Dataset rows describing interfaces:
=== Section Start ===
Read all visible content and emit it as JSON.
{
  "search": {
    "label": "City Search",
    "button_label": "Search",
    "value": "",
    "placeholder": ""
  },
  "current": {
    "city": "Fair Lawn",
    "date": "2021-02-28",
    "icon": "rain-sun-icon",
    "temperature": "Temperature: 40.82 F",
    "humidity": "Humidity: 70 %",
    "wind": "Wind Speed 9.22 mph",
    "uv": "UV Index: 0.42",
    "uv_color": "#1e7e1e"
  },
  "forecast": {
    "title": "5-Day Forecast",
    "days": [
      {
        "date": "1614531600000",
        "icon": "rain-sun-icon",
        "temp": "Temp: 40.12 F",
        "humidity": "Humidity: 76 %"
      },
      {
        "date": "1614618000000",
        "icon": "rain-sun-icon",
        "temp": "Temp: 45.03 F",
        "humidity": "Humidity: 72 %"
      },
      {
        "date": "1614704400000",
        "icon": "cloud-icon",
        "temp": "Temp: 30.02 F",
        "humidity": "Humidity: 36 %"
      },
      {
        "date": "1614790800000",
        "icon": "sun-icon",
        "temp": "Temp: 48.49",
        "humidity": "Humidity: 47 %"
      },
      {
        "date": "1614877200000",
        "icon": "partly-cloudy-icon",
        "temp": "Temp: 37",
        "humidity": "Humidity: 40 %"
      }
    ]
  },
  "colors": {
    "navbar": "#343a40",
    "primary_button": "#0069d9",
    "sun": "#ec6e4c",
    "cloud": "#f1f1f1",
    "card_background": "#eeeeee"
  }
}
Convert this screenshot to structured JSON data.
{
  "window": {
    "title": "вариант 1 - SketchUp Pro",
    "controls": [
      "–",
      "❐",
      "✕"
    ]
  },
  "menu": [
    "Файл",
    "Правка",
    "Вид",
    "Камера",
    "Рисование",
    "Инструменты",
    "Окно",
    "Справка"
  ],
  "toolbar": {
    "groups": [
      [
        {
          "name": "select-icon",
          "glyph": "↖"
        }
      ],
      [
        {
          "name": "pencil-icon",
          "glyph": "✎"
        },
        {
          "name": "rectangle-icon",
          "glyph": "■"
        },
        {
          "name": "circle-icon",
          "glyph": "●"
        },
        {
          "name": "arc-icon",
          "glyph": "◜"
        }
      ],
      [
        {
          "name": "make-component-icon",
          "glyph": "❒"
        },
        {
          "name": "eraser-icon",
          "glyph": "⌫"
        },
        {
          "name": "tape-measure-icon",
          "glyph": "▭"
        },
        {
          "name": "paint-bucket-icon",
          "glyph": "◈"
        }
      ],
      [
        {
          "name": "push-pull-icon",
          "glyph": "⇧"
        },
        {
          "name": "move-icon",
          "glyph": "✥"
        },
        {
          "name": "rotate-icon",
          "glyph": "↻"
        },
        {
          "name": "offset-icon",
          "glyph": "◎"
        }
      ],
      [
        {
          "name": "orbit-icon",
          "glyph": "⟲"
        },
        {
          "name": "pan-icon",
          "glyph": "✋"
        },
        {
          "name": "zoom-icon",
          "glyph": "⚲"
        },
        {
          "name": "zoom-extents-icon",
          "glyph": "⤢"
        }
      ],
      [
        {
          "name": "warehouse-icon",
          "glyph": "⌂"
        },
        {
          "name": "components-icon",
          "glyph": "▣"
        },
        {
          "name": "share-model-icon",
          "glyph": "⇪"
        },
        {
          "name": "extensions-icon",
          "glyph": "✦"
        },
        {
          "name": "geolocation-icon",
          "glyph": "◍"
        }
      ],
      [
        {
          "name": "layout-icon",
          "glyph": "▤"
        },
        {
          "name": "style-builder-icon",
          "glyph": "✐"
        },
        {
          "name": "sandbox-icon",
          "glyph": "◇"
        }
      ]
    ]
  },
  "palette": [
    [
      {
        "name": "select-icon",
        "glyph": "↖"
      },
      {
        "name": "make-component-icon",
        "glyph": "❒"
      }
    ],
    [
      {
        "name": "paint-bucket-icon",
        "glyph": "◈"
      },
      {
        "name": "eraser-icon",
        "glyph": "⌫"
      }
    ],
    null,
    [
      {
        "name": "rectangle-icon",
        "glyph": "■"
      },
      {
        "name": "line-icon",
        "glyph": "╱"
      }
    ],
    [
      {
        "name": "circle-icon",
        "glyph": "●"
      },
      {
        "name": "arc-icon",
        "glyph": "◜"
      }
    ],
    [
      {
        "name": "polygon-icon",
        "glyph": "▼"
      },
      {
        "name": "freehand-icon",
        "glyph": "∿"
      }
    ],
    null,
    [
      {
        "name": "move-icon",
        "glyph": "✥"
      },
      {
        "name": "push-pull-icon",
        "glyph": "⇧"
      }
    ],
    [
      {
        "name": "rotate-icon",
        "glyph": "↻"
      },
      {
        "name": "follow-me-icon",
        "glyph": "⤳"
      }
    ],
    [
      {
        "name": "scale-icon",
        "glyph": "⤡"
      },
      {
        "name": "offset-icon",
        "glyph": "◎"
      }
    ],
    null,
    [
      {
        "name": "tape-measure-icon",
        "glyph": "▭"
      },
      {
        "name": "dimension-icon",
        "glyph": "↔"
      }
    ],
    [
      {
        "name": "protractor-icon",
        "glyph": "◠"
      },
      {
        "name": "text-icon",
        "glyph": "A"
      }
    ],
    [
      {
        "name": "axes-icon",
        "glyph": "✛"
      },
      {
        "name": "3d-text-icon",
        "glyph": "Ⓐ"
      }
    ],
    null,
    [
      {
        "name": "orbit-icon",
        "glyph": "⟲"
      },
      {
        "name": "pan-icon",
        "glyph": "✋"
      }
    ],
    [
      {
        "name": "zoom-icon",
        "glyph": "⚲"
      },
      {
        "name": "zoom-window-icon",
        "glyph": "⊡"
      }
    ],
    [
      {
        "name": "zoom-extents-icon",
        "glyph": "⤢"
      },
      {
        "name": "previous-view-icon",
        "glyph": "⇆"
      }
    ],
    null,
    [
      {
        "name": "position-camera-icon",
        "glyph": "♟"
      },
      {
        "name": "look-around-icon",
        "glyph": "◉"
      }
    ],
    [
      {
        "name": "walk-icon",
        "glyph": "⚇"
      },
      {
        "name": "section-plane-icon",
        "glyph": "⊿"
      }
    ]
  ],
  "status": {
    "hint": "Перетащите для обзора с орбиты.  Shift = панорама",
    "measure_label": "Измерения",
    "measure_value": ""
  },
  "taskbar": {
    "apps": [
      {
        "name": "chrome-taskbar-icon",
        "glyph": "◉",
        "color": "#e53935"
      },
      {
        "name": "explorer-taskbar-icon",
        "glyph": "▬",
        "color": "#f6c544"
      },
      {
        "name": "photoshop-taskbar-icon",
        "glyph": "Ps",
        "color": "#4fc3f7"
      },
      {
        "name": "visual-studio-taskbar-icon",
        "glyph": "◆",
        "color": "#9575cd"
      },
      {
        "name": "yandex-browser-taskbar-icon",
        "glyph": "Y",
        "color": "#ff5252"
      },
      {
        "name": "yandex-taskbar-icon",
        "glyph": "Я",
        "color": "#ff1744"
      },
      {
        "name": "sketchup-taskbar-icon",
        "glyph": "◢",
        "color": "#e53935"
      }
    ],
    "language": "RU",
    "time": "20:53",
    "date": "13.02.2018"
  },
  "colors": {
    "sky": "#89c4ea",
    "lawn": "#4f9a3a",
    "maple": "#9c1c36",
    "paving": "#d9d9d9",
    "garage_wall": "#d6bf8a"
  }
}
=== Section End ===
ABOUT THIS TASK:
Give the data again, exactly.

TASK ANSWER:
Read all visible content and emit it as JSON.
{
  "search": {
    "label": "City Search",
    "button_label": "Search",
    "value": "",
    "placeholder": ""
  },
  "current": {
    "city": "Fair Lawn",
    "date": "2021-02-28",
    "icon": "rain-sun-icon",
    "temperature": "Temperature: 40.82 F",
    "humidity": "Humidity: 70 %",
    "wind": "Wind Speed 9.22 mph",
    "uv": "UV Index: 0.42",
    "uv_color": "#1e7e1e"
  },
  "forecast": {
    "title": "5-Day Forecast",
    "days": [
      {
        "date": "1614531600000",
        "icon": "rain-sun-icon",
        "temp": "Temp: 40.12 F",
        "humidity": "Humidity: 76 %"
      },
      {
        "date": "1614618000000",
        "icon": "rain-sun-icon",
        "temp": "Temp: 45.03 F",
        "humidity": "Humidity: 72 %"
      },
      {
        "date": "1614704400000",
        "icon": "cloud-icon",
        "temp": "Temp: 30.02 F",
        "humidity": "Humidity: 36 %"
      },
      {
        "date": "1614790800000",
        "icon": "sun-icon",
        "temp": "Temp: 48.49",
        "humidity": "Humidity: 47 %"
      },
      {
        "date": "1614877200000",
        "icon": "partly-cloudy-icon",
        "temp": "Temp: 37",
        "humidity": "Humidity: 40 %"
      }
    ]
  },
  "colors": {
    "navbar": "#343a40",
    "primary_button": "#0069d9",
    "sun": "#ec6e4c",
    "cloud": "#f1f1f1",
    "card_background": "#eeeeee"
  }
}
Convert this screenshot to structured JSON data.
{
  "window": {
    "title": "вариант 1 - SketchUp Pro",
    "controls": [
      "–",
      "❐",
      "✕"
    ]
  },
  "menu": [
    "Файл",
    "Правка",
    "Вид",
    "Камера",
    "Рисование",
    "Инструменты",
    "Окно",
    "Справка"
  ],
  "toolbar": {
    "groups": [
      [
        {
          "name": "select-icon",
          "glyph": "↖"
        }
      ],
      [
        {
          "name": "pencil-icon",
          "glyph": "✎"
        },
        {
          "name": "rectangle-icon",
          "glyph": "■"
        },
        {
          "name": "circle-icon",
          "glyph": "●"
        },
        {
          "name": "arc-icon",
          "glyph": "◜"
        }
      ],
      [
        {
          "name": "make-component-icon",
          "glyph": "❒"
        },
        {
          "name": "eraser-icon",
          "glyph": "⌫"
        },
        {
          "name": "tape-measure-icon",
          "glyph": "▭"
        },
        {
          "name": "paint-bucket-icon",
          "glyph": "◈"
        }
      ],
      [
        {
          "name": "push-pull-icon",
          "glyph": "⇧"
        },
        {
          "name": "move-icon",
          "glyph": "✥"
        },
        {
          "name": "rotate-icon",
          "glyph": "↻"
        },
        {
          "name": "offset-icon",
          "glyph": "◎"
        }
      ],
      [
        {
          "name": "orbit-icon",
          "glyph": "⟲"
        },
        {
          "name": "pan-icon",
          "glyph": "✋"
        },
        {
          "name": "zoom-icon",
          "glyph": "⚲"
        },
        {
          "name": "zoom-extents-icon",
          "glyph": "⤢"
        }
      ],
      [
        {
          "name": "warehouse-icon",
          "glyph": "⌂"
        },
        {
          "name": "components-icon",
          "glyph": "▣"
        },
        {
          "name": "share-model-icon",
          "glyph": "⇪"
        },
        {
          "name": "extensions-icon",
          "glyph": "✦"
        },
        {
          "name": "geolocation-icon",
          "glyph": "◍"
        }
      ],
      [
        {
          "name": "layout-icon",
          "glyph": "▤"
        },
        {
          "name": "style-builder-icon",
          "glyph": "✐"
        },
        {
          "name": "sandbox-icon",
          "glyph": "◇"
        }
      ]
    ]
  },
  "palette": [
    [
      {
        "name": "select-icon",
        "glyph": "↖"
      },
      {
        "name": "make-component-icon",
        "glyph": "❒"
      }
    ],
    [
      {
        "name": "paint-bucket-icon",
        "glyph": "◈"
      },
      {
        "name": "eraser-icon",
        "glyph": "⌫"
      }
    ],
    null,
    [
      {
        "name": "rectangle-icon",
        "glyph": "■"
      },
      {
        "name": "line-icon",
        "glyph": "╱"
      }
    ],
    [
      {
        "name": "circle-icon",
        "glyph": "●"
      },
      {
        "name": "arc-icon",
        "glyph": "◜"
      }
    ],
    [
      {
        "name": "polygon-icon",
        "glyph": "▼"
      },
      {
        "name": "freehand-icon",
        "glyph": "∿"
      }
    ],
    null,
    [
      {
        "name": "move-icon",
        "glyph": "✥"
      },
      {
        "name": "push-pull-icon",
        "glyph": "⇧"
      }
    ],
    [
      {
        "name": "rotate-icon",
        "glyph": "↻"
      },
      {
        "name": "follow-me-icon",
        "glyph": "⤳"
      }
    ],
    [
      {
        "name": "scale-icon",
        "glyph": "⤡"
      },
      {
        "name": "offset-icon",
        "glyph": "◎"
      }
    ],
    null,
    [
      {
        "name": "tape-measure-icon",
        "glyph": "▭"
      },
      {
        "name": "dimension-icon",
        "glyph": "↔"
      }
    ],
    [
      {
        "name": "protractor-icon",
        "glyph": "◠"
      },
      {
        "name": "text-icon",
        "glyph": "A"
      }
    ],
    [
      {
        "name": "axes-icon",
        "glyph": "✛"
      },
      {
        "name": "3d-text-icon",
        "glyph": "Ⓐ"
      }
    ],
    null,
    [
      {
        "name": "orbit-icon",
        "glyph": "⟲"
      },
      {
        "name": "pan-icon",
        "glyph": "✋"
      }
    ],
    [
      {
        "name": "zoom-icon",
        "glyph": "⚲"
      },
      {
        "name": "zoom-window-icon",
        "glyph": "⊡"
      }
    ],
    [
      {
        "name": "zoom-extents-icon",
        "glyph": "⤢"
      },
      {
        "name": "previous-view-icon",
        "glyph": "⇆"
      }
    ],
    null,
    [
      {
        "name": "position-camera-icon",
        "glyph": "♟"
      },
      {
        "name": "look-around-icon",
        "glyph": "◉"
      }
    ],
    [
      {
        "name": "walk-icon",
        "glyph": "⚇"
      },
      {
        "name": "section-plane-icon",
        "glyph": "⊿"
      }
    ]
  ],
  "status": {
    "hint": "Перетащите для обзора с орбиты.  Shift = панорама",
    "measure_label": "Измерения",
    "measure_value": ""
  },
  "taskbar": {
    "apps": [
      {
        "name": "chrome-taskbar-icon",
        "glyph": "◉",
        "color": "#e53935"
      },
      {
        "name": "explorer-taskbar-icon",
        "glyph": "▬",
        "color": "#f6c544"
      },
      {
        "name": "photoshop-taskbar-icon",
        "glyph": "Ps",
        "color": "#4fc3f7"
      },
      {
        "name": "visual-studio-taskbar-icon",
        "glyph": "◆",
        "color": "#9575cd"
      },
      {
        "name": "yandex-browser-taskbar-icon",
        "glyph": "Y",
        "color": "#ff5252"
      },
      {
        "name": "yandex-taskbar-icon",
        "glyph": "Я",
        "color": "#ff1744"
      },
      {
        "name": "sketchup-taskbar-icon",
        "glyph": "◢",
        "color": "#e53935"
      }
    ],
    "language": "RU",
    "time": "20:53",
    "date": "13.02.2018"
  },
  "colors": {
    "sky": "#89c4ea",
    "lawn": "#4f9a3a",
    "maple": "#9c1c36",
    "paving": "#d9d9d9",
    "garage_wall": "#d6bf8a"
  }
}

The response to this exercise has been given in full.